Following on from last week’s post about the Silver Jubilee, a much more recent memory, from almost exactly ten years ago.
In most people’s minds, the Golden Jubilee is memorable for only one thing, this piece of ridiculous posturing. That was the start of a rock and pop concert in the gardens of Buckingham Palace which was otherwise most memorable for the fact that the Queen herself only turned up halfway through, after the likes of Ozzy Osbourne (shoehorned into the running order after the success of his television show) had finished playing.
What does tend to be forgotten is that, a couple of days before, there was a classical music concert there, too.
Quite why my parents applied for tickets for that show I have never known. I have never thought of them as ardent royalists, that’s for sure, so I have always assumed that they felt that this was a spectacle that they couldn’t miss out on, should they be lucky enough to be allocated tickets. Which they subsequently were.
However, by the time that the tickets arrived, a problem had arisen. Dad was going to be out of the country on business on the day of the concert, and the tickets had their names printed on and were only valid if presented with a passport, so as to confirm that the person holding the ticket was the person to whom it had been allocated.
Mum then had an idea. Why not take her eldest son, who had almost the same name as her husband? Classical music and hanging around royals might not be his favourite thing in the world, but surely he would not mind going with her.
Indeed I didn’t. In fact, the look of envy on Helen’s face – she of the job which had already caused her to meet the Prime Minister, various other ministers and several senior royals – was worth it alone.
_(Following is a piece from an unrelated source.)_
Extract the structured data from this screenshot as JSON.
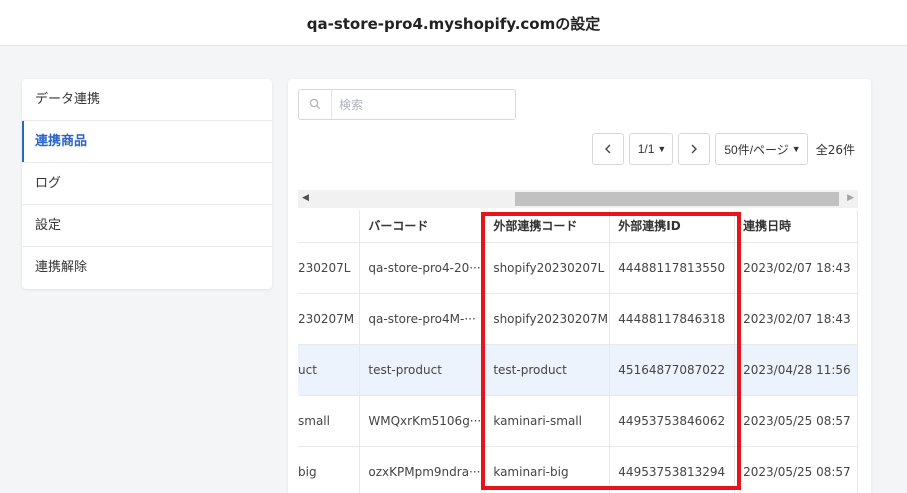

The things I remember about the event are not really connected to the music. Mike Batt (of Wombles fame)’s band played on a small stage as a prelude to the main show, there were a couple of (I think) Romanian opera singers, someone sang something from the Barber of Seville and I have a feeling that Bryn Terfel might have been involved somewhere, too. That is about as far as I go, even though our seats were reasonably close the front of the stage.
We were given a small cool bag containing a picnic. Included in that – the only dish I remember – was a variation on coronation chicken called ‘jubilee chicken’. I still have the cool bag, it is just the right size for a takeaway for two, although I doubt anyone intended it to be used for that.
There were stiltwalkers wandering around the gardens, which we pretty much had free access to. This turned out to be a good thing. The one thing that the organisers definitely got wrong was that they clearly underestimated the number of people who might want to use the bathroom. Even by the usual standards of big events it was shambolic. There were women weeing in the bushes of Buckingham Palace*!
The Queen did turn up a little earlier for this show (though well after Mike Batt, who didn’t play a single Wombles number). She was still quite some distance from the hoi polloi, though. I remember her as a speck in the distance, in a yellow or golden dress. It remains the only time that I have ever seen her.
*Probably the first time this has happened**
**Although you can’t rule out Di and Fergie having a go, not after what Charles did in the Highgrove bushes with Camilla